Dar să revenim la noul decan al școlii de arhitectură de la Cluj-Napoca. Continue reading
I want to say only two things about this year’s Pritzker laureate:
1. the fact that Wang Shu won the 2012 Pritzker Prize tends to confirm the alternative practices in Chinese archtiecture. Glossy architecture magazines made us believe that Chinese architecture (or, better said, architecture that is built nowadays in Chine) is parametric, commercial, steel and glass, done by starchitects, iconic etc. I saw these alternative practices at the 2010 Venice Biennale at the New CHinese Archtiectural Practices Exhibition. Lots of projects with local roots (and I’m not talking only about traditions), great sensibility to the site, socially involved, are emerging all over China, but are not as flashy and magazine material as the others.
2. As SOuto Moura before him, Wang Shu represents a very classic architectural practice> function, site, local image. Not saying that this is wrong!!! I just want to say that giving Wang Shu the prize is another way of trying to affirm the autonomy of architecture as a domain … isolated, elitist and a little autistical
Browsing through some of my work that I did during Architecture School, I found this study of a container urban block.
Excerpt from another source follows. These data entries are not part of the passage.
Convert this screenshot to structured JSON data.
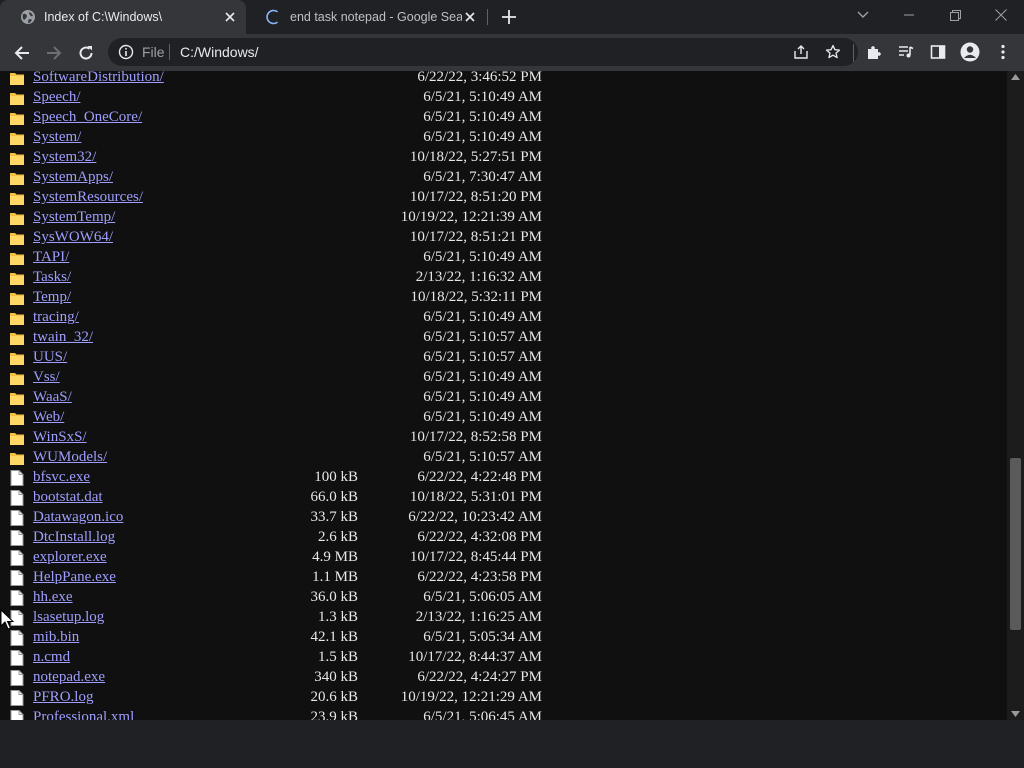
{
  "tabs": [
    {
      "title": "Index of C:\\Windows\\",
      "active": true
    },
    {
      "title": "end task notepad - Google Search",
      "active": false
    }
  ],
  "toolbar": {
    "scheme_label": "File",
    "url": "C:/Windows/"
  },
  "colors": {
    "link": "#9e9efe",
    "text": "#e8e8e8",
    "page_bg": "#101010",
    "chrome_bg": "#35363a",
    "folder": "#f6c244"
  },
  "listing": [
    {
      "name": "SoftwareDistribution/",
      "size": "",
      "date": "6/22/22, 3:46:52 PM",
      "type": "folder"
    },
    {
      "name": "Speech/",
      "size": "",
      "date": "6/5/21, 5:10:49 AM",
      "type": "folder"
    },
    {
      "name": "Speech_OneCore/",
      "size": "",
      "date": "6/5/21, 5:10:49 AM",
      "type": "folder"
    },
    {
      "name": "System/",
      "size": "",
      "date": "6/5/21, 5:10:49 AM",
      "type": "folder"
    },
    {
      "name": "System32/",
      "size": "",
      "date": "10/18/22, 5:27:51 PM",
      "type": "folder"
    },
    {
      "name": "SystemApps/",
      "size": "",
      "date": "6/5/21, 7:30:47 AM",
      "type": "folder"
    },
    {
      "name": "SystemResources/",
      "size": "",
      "date": "10/17/22, 8:51:20 PM",
      "type": "folder"
    },
    {
      "name": "SystemTemp/",
      "size": "",
      "date": "10/19/22, 12:21:39 AM",
      "type": "folder"
    },
    {
      "name": "SysWOW64/",
      "size": "",
      "date": "10/17/22, 8:51:21 PM",
      "type": "folder"
    },
    {
      "name": "TAPI/",
      "size": "",
      "date": "6/5/21, 5:10:49 AM",
      "type": "folder"
    },
    {
      "name": "Tasks/",
      "size": "",
      "date": "2/13/22, 1:16:32 AM",
      "type": "folder"
    },
    {
      "name": "Temp/",
      "size": "",
      "date": "10/18/22, 5:32:11 PM",
      "type": "folder"
    },
    {
      "name": "tracing/",
      "size": "",
      "date": "6/5/21, 5:10:49 AM",
      "type": "folder"
    },
    {
      "name": "twain_32/",
      "size": "",
      "date": "6/5/21, 5:10:57 AM",
      "type": "folder"
    },
    {
      "name": "UUS/",
      "size": "",
      "date": "6/5/21, 5:10:57 AM",
      "type": "folder"
    },
    {
      "name": "Vss/",
      "size": "",
      "date": "6/5/21, 5:10:49 AM",
      "type": "folder"
    },
    {
      "name": "WaaS/",
      "size": "",
      "date": "6/5/21, 5:10:49 AM",
      "type": "folder"
    },
    {
      "name": "Web/",
      "size": "",
      "date": "6/5/21, 5:10:49 AM",
      "type": "folder"
    },
    {
      "name": "WinSxS/",
      "size": "",
      "date": "10/17/22, 8:52:58 PM",
      "type": "folder"
    },
    {
      "name": "WUModels/",
      "size": "",
      "date": "6/5/21, 5:10:57 AM",
      "type": "folder"
    },
    {
      "name": "bfsvc.exe",
      "size": "100 kB",
      "date": "6/22/22, 4:22:48 PM",
      "type": "file"
    },
    {
      "name": "bootstat.dat",
      "size": "66.0 kB",
      "date": "10/18/22, 5:31:01 PM",
      "type": "file"
    },
    {
      "name": "Datawagon.ico",
      "size": "33.7 kB",
      "date": "6/22/22, 10:23:42 AM",
      "type": "file"
    },
    {
      "name": "DtcInstall.log",
      "size": "2.6 kB",
      "date": "6/22/22, 4:32:08 PM",
      "type": "file"
    },
    {
      "name": "explorer.exe",
      "size": "4.9 MB",
      "date": "10/17/22, 8:45:44 PM",
      "type": "file"
    },
    {
      "name": "HelpPane.exe",
      "size": "1.1 MB",
      "date": "6/22/22, 4:23:58 PM",
      "type": "file"
    },
    {
      "name": "hh.exe",
      "size": "36.0 kB",
      "date": "6/5/21, 5:06:05 AM",
      "type": "file"
    },
    {
      "name": "lsasetup.log",
      "size": "1.3 kB",
      "date": "2/13/22, 1:16:25 AM",
      "type": "file"
    },
    {
      "name": "mib.bin",
      "size": "42.1 kB",
      "date": "6/5/21, 5:05:34 AM",
      "type": "file"
    },
    {
      "name": "n.cmd",
      "size": "1.5 kB",
      "date": "10/17/22, 8:44:37 AM",
      "type": "file"
    },
    {
      "name": "notepad.exe",
      "size": "340 kB",
      "date": "6/22/22, 4:24:27 PM",
      "type": "file"
    },
    {
      "name": "PFRO.log",
      "size": "20.6 kB",
      "date": "10/19/22, 12:21:29 AM",
      "type": "file"
    },
    {
      "name": "Professional.xml",
      "size": "23.9 kB",
      "date": "6/5/21, 5:06:45 AM",
      "type": "file"
    }
  ]
}
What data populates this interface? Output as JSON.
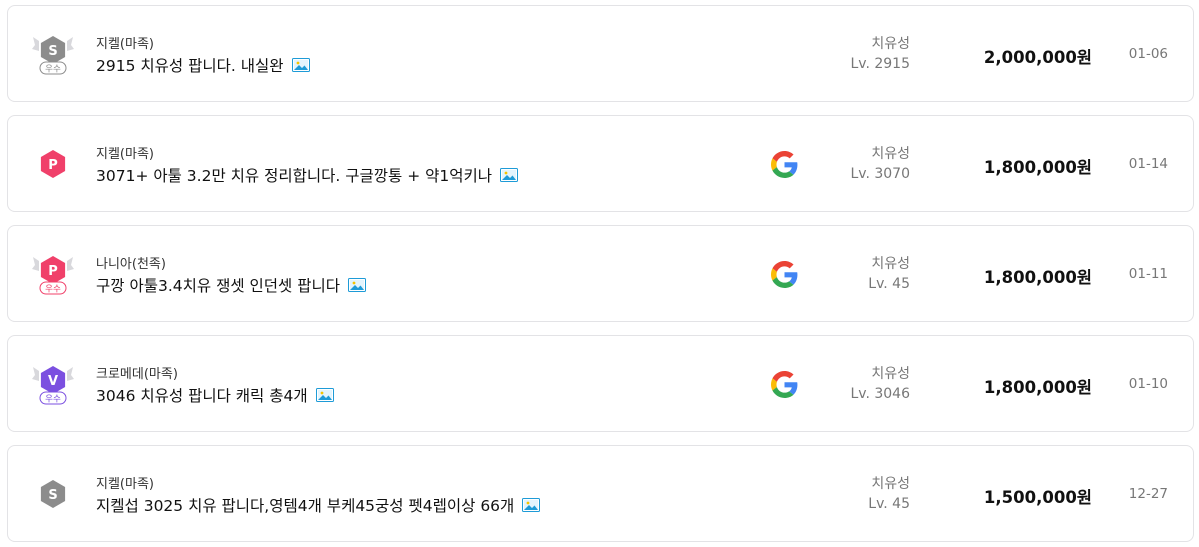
{
  "listings": [
    {
      "server": "지켈(마족)",
      "title": "2915 치유성 팝니다. 내실완",
      "badge": {
        "letter": "S",
        "rank": "우수",
        "color": "#8c8c8c",
        "icon": "server-s-excellent-icon"
      },
      "google": false,
      "job": "치유성",
      "level": "Lv. 2915",
      "price": "2,000,000원",
      "date": "01-06"
    },
    {
      "server": "지켈(마족)",
      "title": "3071+ 아툴 3.2만 치유 정리합니다. 구글깡통 + 약1억키나",
      "badge": {
        "letter": "P",
        "rank": "",
        "color": "#f0406a",
        "icon": "power-p-icon"
      },
      "google": true,
      "job": "치유성",
      "level": "Lv. 3070",
      "price": "1,800,000원",
      "date": "01-14"
    },
    {
      "server": "나니아(천족)",
      "title": "구깡 아툴3.4치유 쟁셋 인던셋 팝니다",
      "badge": {
        "letter": "P",
        "rank": "우수",
        "color": "#f0406a",
        "icon": "power-p-excellent-icon"
      },
      "google": true,
      "job": "치유성",
      "level": "Lv. 45",
      "price": "1,800,000원",
      "date": "01-11"
    },
    {
      "server": "크로메데(마족)",
      "title": "3046 치유성 팝니다 캐릭 총4개",
      "badge": {
        "letter": "V",
        "rank": "우수",
        "color": "#7b4fe0",
        "icon": "vip-v-excellent-icon"
      },
      "google": true,
      "job": "치유성",
      "level": "Lv. 3046",
      "price": "1,800,000원",
      "date": "01-10"
    },
    {
      "server": "지켈(마족)",
      "title": "지켈섭 3025 치유 팝니다,영템4개 부케45궁성 펫4렙이상 66개",
      "badge": {
        "letter": "S",
        "rank": "",
        "color": "#8c8c8c",
        "icon": "server-s-icon"
      },
      "google": false,
      "job": "치유성",
      "level": "Lv. 45",
      "price": "1,500,000원",
      "date": "12-27"
    }
  ]
}
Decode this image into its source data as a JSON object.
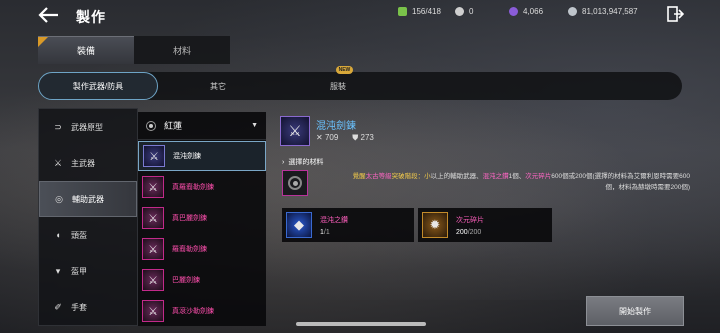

Bear in mind, it was during my 5th year as a student, so not quite there yet, but I still think it has some qualities, even though container buildings are a little outdated.
authors: Dragos Dascalu , Teodora Balan
Opera de arta este de cele mai multe ori subiectul unui mesaj unidirectional de la artist catre receptor. Eventualele deturnari ale sensului se petrec mai tarziu sau in timp. Dar cum ar fi ca opera de arta sa se nasca din dialog si negociere intre receptor si artist? Ar depasi fara indoiala ideea de estetica relationala (asa cum o vedea Nicolas Bourriaud), care pana la urma ia nastere din contextul relatiilor sociale existente intr-un loc, fiind mai degraba o perspectiva macro. Cand negocierea este directa, interactiunea este micro, rezultatul e mai apropiat de ambii. Ei bine, acest lucru il fac cei care au pus bazele proiectului in.Dia. Ne ofera sansa unica de a negocia produsul artistic direct cu artistii. Ne ofera sansa sa obtinem fotografii de arta care sa fie apropriabile imediat, caci se nasc si din inspiratia noastra, a fiecarui individ.
200 de idei pentru in.Dia
Doua luni. Doi fotografi. Doua mii de experiente.
Unde? Hampi, sudul Indiei
Cand? 20 decembrie 2010-20februarie 2011
De ce? Pentru ca vrem sa va aratam India asa cum nu ati mai vazut-o: in culori sau in alb-negru, in noapte sau in zi, intre ruine sau in aglomeratie, in zeci de povesti diferite.
Haideti cu noi in In.Dia, in bazarul imaginilor pe care le vom crea. Vindem fotografii personalizate cu 10 euro, le expunem la intoarcere si va dam ca amintire imaginea printata din cadrul expozitiei.
Fie ca ne spuneti ce ati vrea sa surprindem in imaginea voastra sau ne lasati pe noi sa va alegem momentul fotografic, fiecare dintre voi va primi o dovada a trecerii noastre prin Hampi. Avem nevoie de 200 de idei pentru ca in.Dia sa prinda viata!
Fiti partasi ai proiectului nostru si va vom returna fragmente in.Dia.
Avem nevoie de 200 de idei pentru ca in.Dia sa prinda viata!
Fotograf: Cristina Voinea www.crisvoinea.ro
Fotograf: Andrei Mosloc www.mosloc.ro